Record cold gripped much of Florida this week. In Immokalee, a key growing area for tomatoes, green beans, bell peppers and squash, temperatures fell to 27 degrees in the early-morning hours Jan. 11.

Some growers estimate up to 60% of the area’s winter tomato crop has been lost, while much of the mature green bean acreage has also been destroyed. Citing insufficient supplies to establish a market, the U.S. Department of Agriculture didn’t report Florida tomato prices on Jan. 13.

“There will be short supplies on bell peppers and squash for the next couple of weeks,” Jim Monteith, sales manager for Immokalee-based Pacific Collier Fresh Co., said Jan. 11. “There will be huge gaps for the next couple of months.”

Chuck Weisinger, president and chief executive officer of broker Weis-Buy Farms Inc., expects Florida’s tomato crop to be a fraction of normal production this year.

“Anything from Immokalee north looks like it is just a done deal,” Weisinger said. “I have a feeling that a lot of this that was grown by some of the Naples growers for the winter is also done. Any plants that had been open, that had been picked at least once and didn’t have the leaf protection, were destroyed.”

The freeze effects will be felt thousands of miles north of Florida, grocers say. Dean Balzum, director of produce for Kowalski’s Markets in Woodbury, Minn., said he’s been unable for brief periods in recent weeks to buy fruits or vegetables from his usual suppliers.

“We’ll find categories — berries, for instance — where there have been gaps where we just can’t get any for a day or two,” Kowalski said.

Reduced supplies because of the freeze also make it difficult to run promotions, he said.
“It makes ad writing a tough job,” Kowalski said.

St. Patrick’s Day revelers will even see an effect from the freeze, which slowed Florida cabbage growth, Publix’s Brous said. “We’ll be seeing higher prices heading toward St. Pat’s Day” for cabbage, she said.

Additionally, much of Florida’s potato crop was damaged or destroyed, Brous said. While citrus damage “doesn’t appear as extreme,” Publix still expects smaller yields for oranges and tangerines, she said.

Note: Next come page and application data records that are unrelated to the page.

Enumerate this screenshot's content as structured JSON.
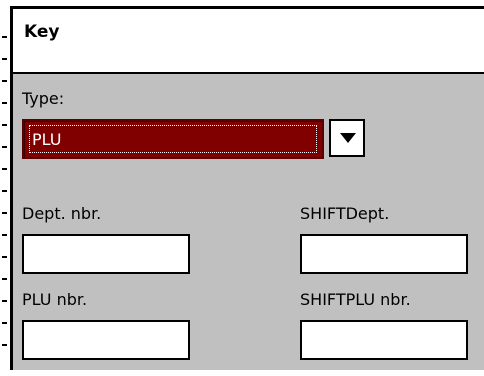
{
  "dialog": {
    "title": "Key"
  },
  "type_field": {
    "label": "Type:",
    "selected": "PLU"
  },
  "fields": {
    "dept_label": "Dept. nbr.",
    "dept_value": "",
    "shift_dept_label": "SHIFTDept.",
    "shift_dept_value": "",
    "plu_label": "PLU nbr.",
    "plu_value": "",
    "shift_plu_label": "SHIFTPLU nbr.",
    "shift_plu_value": ""
  },
  "icons": {
    "dropdown": "triangle-down-icon"
  },
  "colors": {
    "selection": "#800000",
    "panel": "#c0c0c0"
  }
}
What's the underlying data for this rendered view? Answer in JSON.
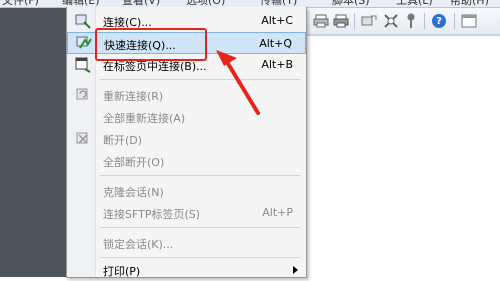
{
  "menubar": {
    "items": [
      "文件(F)",
      "编辑(E)",
      "查看(V)",
      "选项(O)",
      "传输(T)",
      "脚本(S)",
      "工具(L)",
      "帮助(H)"
    ]
  },
  "menu": {
    "items": [
      {
        "label": "连接(C)...",
        "accel": "Alt+C",
        "icon": "connect-icon",
        "enabled": true,
        "highlighted": false
      },
      {
        "label": "快速连接(Q)...",
        "accel": "Alt+Q",
        "icon": "quick-connect-icon",
        "enabled": true,
        "highlighted": true
      },
      {
        "label": "在标签页中连接(B)...",
        "accel": "Alt+B",
        "icon": "connect-in-tab-icon",
        "enabled": true,
        "highlighted": false
      },
      {
        "label": "重新连接(R)",
        "accel": "",
        "icon": "reconnect-icon",
        "enabled": false,
        "highlighted": false
      },
      {
        "label": "全部重新连接(A)",
        "accel": "",
        "icon": "",
        "enabled": false,
        "highlighted": false
      },
      {
        "label": "断开(D)",
        "accel": "",
        "icon": "disconnect-icon",
        "enabled": false,
        "highlighted": false
      },
      {
        "label": "全部断开(O)",
        "accel": "",
        "icon": "",
        "enabled": false,
        "highlighted": false
      },
      {
        "label": "克隆会话(N)",
        "accel": "",
        "icon": "",
        "enabled": false,
        "highlighted": false
      },
      {
        "label": "连接SFTP标签页(S)",
        "accel": "Alt+P",
        "icon": "",
        "enabled": false,
        "highlighted": false
      },
      {
        "label": "锁定会话(K)...",
        "accel": "",
        "icon": "",
        "enabled": false,
        "highlighted": false
      },
      {
        "label": "打印(P)",
        "accel": "",
        "icon": "",
        "enabled": true,
        "highlighted": false
      }
    ]
  },
  "colors": {
    "highlight": "#cfe4f7",
    "annotation": "#e8241a"
  }
}
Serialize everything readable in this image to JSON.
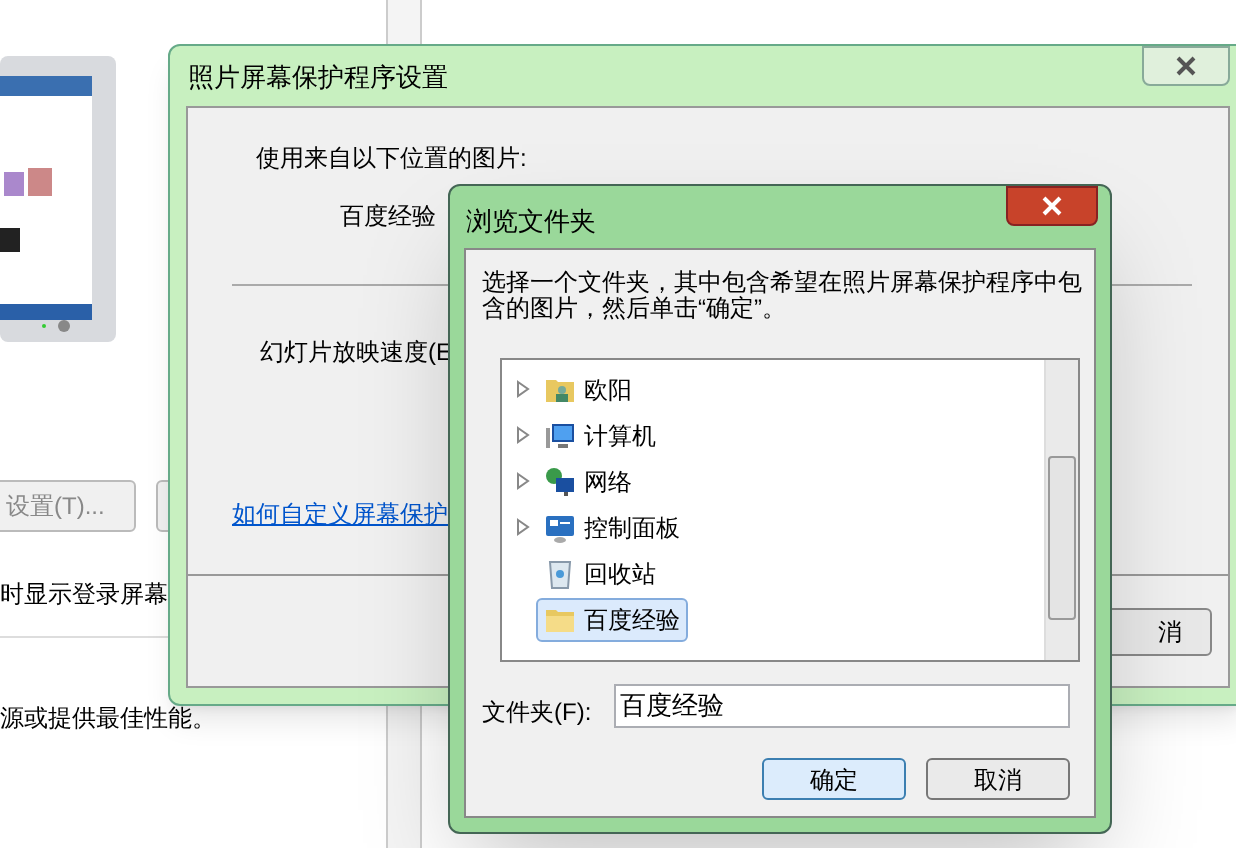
{
  "background_window": {
    "settings_button": "设置(T)...",
    "login_text": "时显示登录屏幕",
    "power_text": "源或提供最佳性能。"
  },
  "photo_dialog": {
    "title": "照片屏幕保护程序设置",
    "source_label": "使用来自以下位置的图片:",
    "source_value": "百度经验",
    "speed_label": "幻灯片放映速度(E",
    "help_link": "如何自定义屏幕保护",
    "cancel_button": "消"
  },
  "browse_dialog": {
    "title": "浏览文件夹",
    "instruction": "选择一个文件夹，其中包含希望在照片屏幕保护程序中包含的图片，然后单击“确定”。",
    "tree": [
      {
        "label": "欧阳",
        "kind": "user",
        "expandable": true,
        "selected": false
      },
      {
        "label": "计算机",
        "kind": "computer",
        "expandable": true,
        "selected": false
      },
      {
        "label": "网络",
        "kind": "network",
        "expandable": true,
        "selected": false
      },
      {
        "label": "控制面板",
        "kind": "control",
        "expandable": true,
        "selected": false
      },
      {
        "label": "回收站",
        "kind": "bin",
        "expandable": false,
        "selected": false
      },
      {
        "label": "百度经验",
        "kind": "folder",
        "expandable": false,
        "selected": true
      }
    ],
    "folder_label": "文件夹(F):",
    "folder_value": "百度经验",
    "ok_button": "确定",
    "cancel_button": "取消"
  }
}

Mexico/Canada effects?

The effects of the cold were also being felt south of the border, said Kevin Batt, greenhouse category manager for Vancouver, British Columbia-based The Oppenheimer Group, which markets product for Guadalajara, Mexico-based Divemex SA.

Pepper sizes in particular had been affected by cold weather in the Culican growing region, Batt said.

“There are a lot more smaller bells, No. 2s,” he said.

Also, if the green bell market spikes, more peppers initially targeted for colored bell markets could be harvested early, potentially meaning fewer colored bells down the road, Batt said.

In terms of demand, if Florida’s freeze-related vegetable losses are severe enough, markets for Mexican vegetables coming through Nogales could strengthen significantly, Batt said.

“From a market perspective, everyone’s kind of holding their breath,” he said.

Whether the freeze impact reaches Canada, another big market for Florida produce, remains unclear.

“It’s too early to tell what the effects of the cold snap on prices or supplies will be, if any,” said Krista Pawley, a Toronto-based spokeswoman for the Canadian Council of Grocery Distributors.

In the short term, prices probably won't be affected much because the council’s member companies buy most of their produce through previously negotiated deals, she said.

The trade group represents wholesalers and retailers, including Wal-Mart Stores Inc. and Sobeys Inc., that account for 85% of the food distributed in Canada.

Eastern Editor Doug Ohlemeier, Retail Editor Pamela Riemenschneider and Markets Editor Andy Nelson contributed to this article.